Records shown Start Marker

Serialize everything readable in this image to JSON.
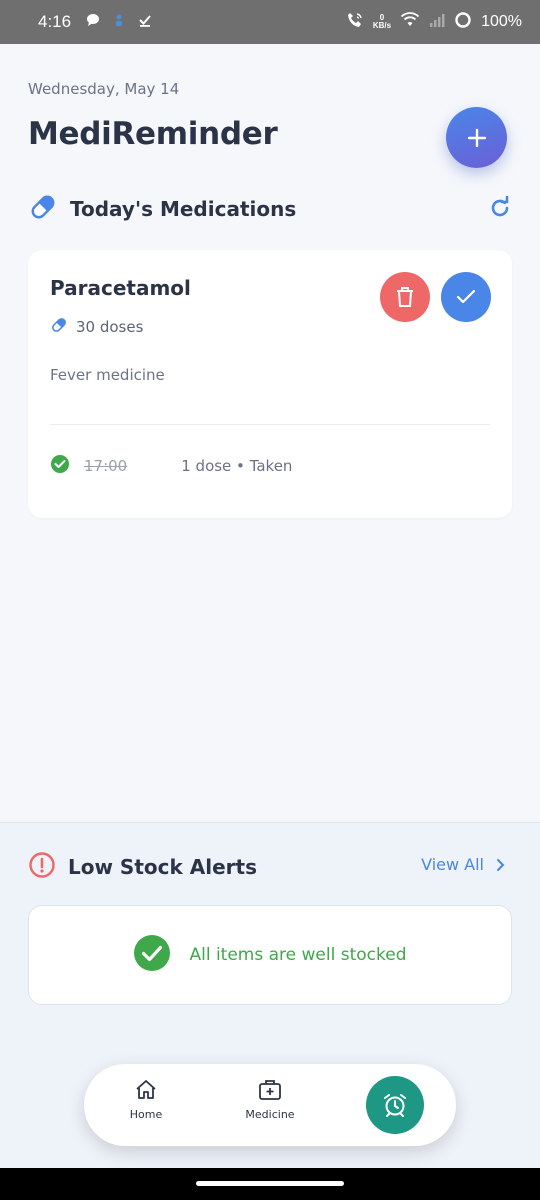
{
  "status_bar": {
    "time": "4:16",
    "net_speed_value": "0",
    "net_speed_unit": "KB/s",
    "battery": "100%"
  },
  "header": {
    "date": "Wednesday, May 14",
    "title": "MediReminder",
    "add_icon": "plus-icon"
  },
  "todays_section": {
    "title": "Today's Medications",
    "icon": "pill-icon",
    "refresh_icon": "refresh-icon"
  },
  "medications": [
    {
      "name": "Paracetamol",
      "doses": "30 doses",
      "description": "Fever medicine",
      "schedule": {
        "time": "17:00",
        "status": "1 dose • Taken",
        "taken": true
      }
    }
  ],
  "low_stock": {
    "title": "Low Stock Alerts",
    "view_all": "View All",
    "message": "All items are well stocked"
  },
  "nav": {
    "home": "Home",
    "medicine": "Medicine",
    "alarm_icon": "alarm-clock-icon"
  },
  "colors": {
    "accent_blue": "#4a86e8",
    "danger_red": "#ef6868",
    "success_green": "#3ea84a",
    "teal": "#1e9785"
  }
}
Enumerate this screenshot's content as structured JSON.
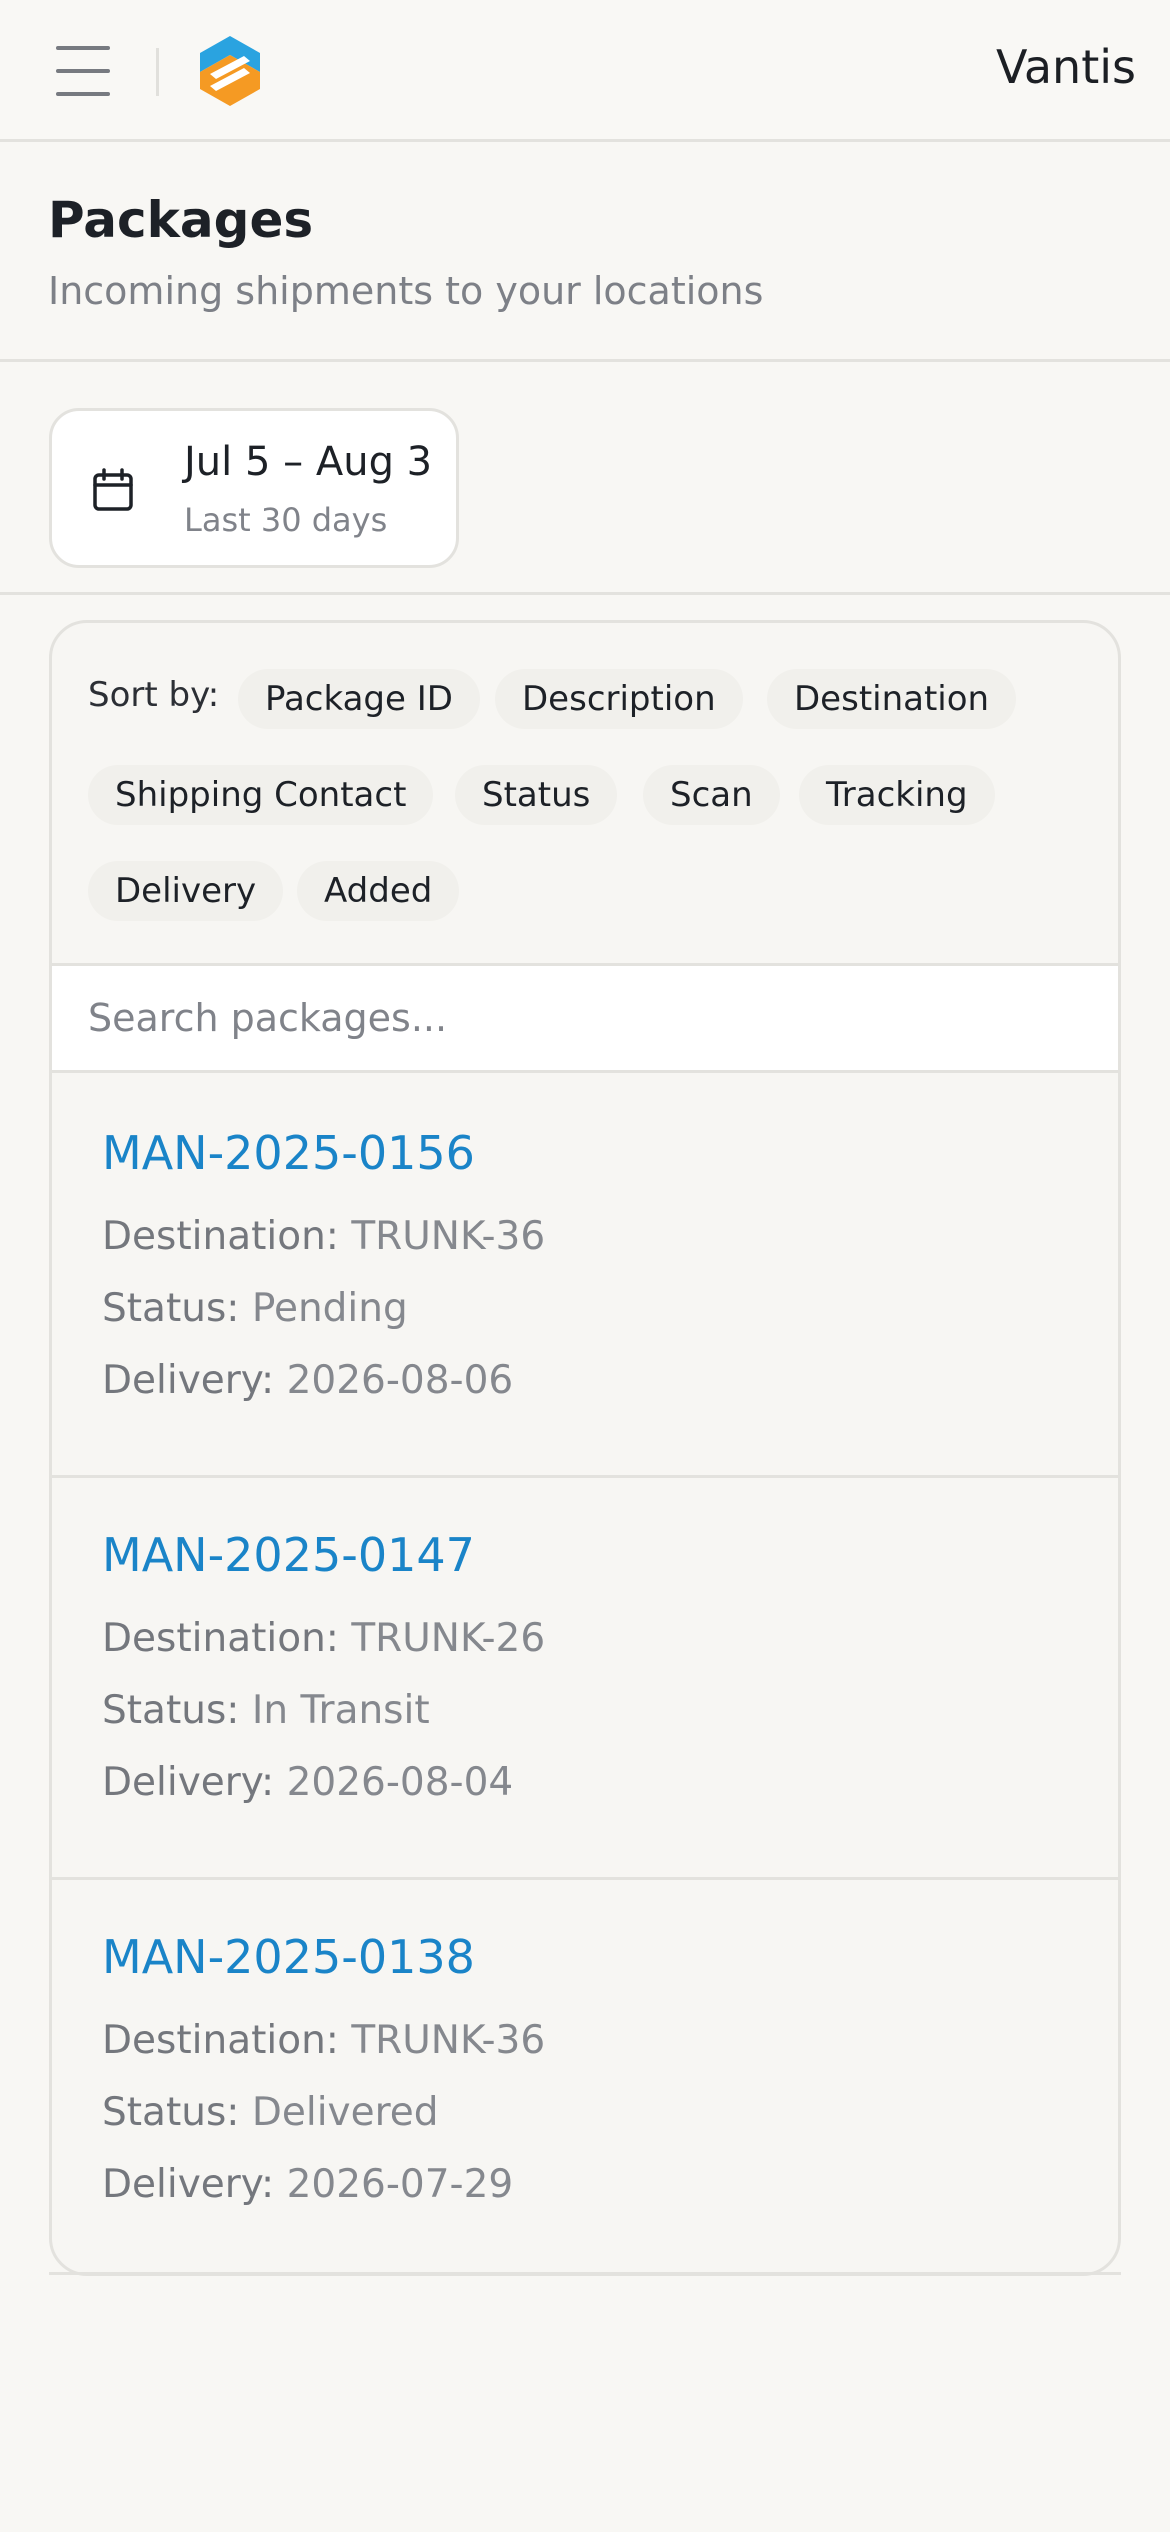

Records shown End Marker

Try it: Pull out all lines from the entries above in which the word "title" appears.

Solved exercise:
    "title": "MediReminder",
    "title": "Today's Medications",
    "title": "Low Stock Alerts",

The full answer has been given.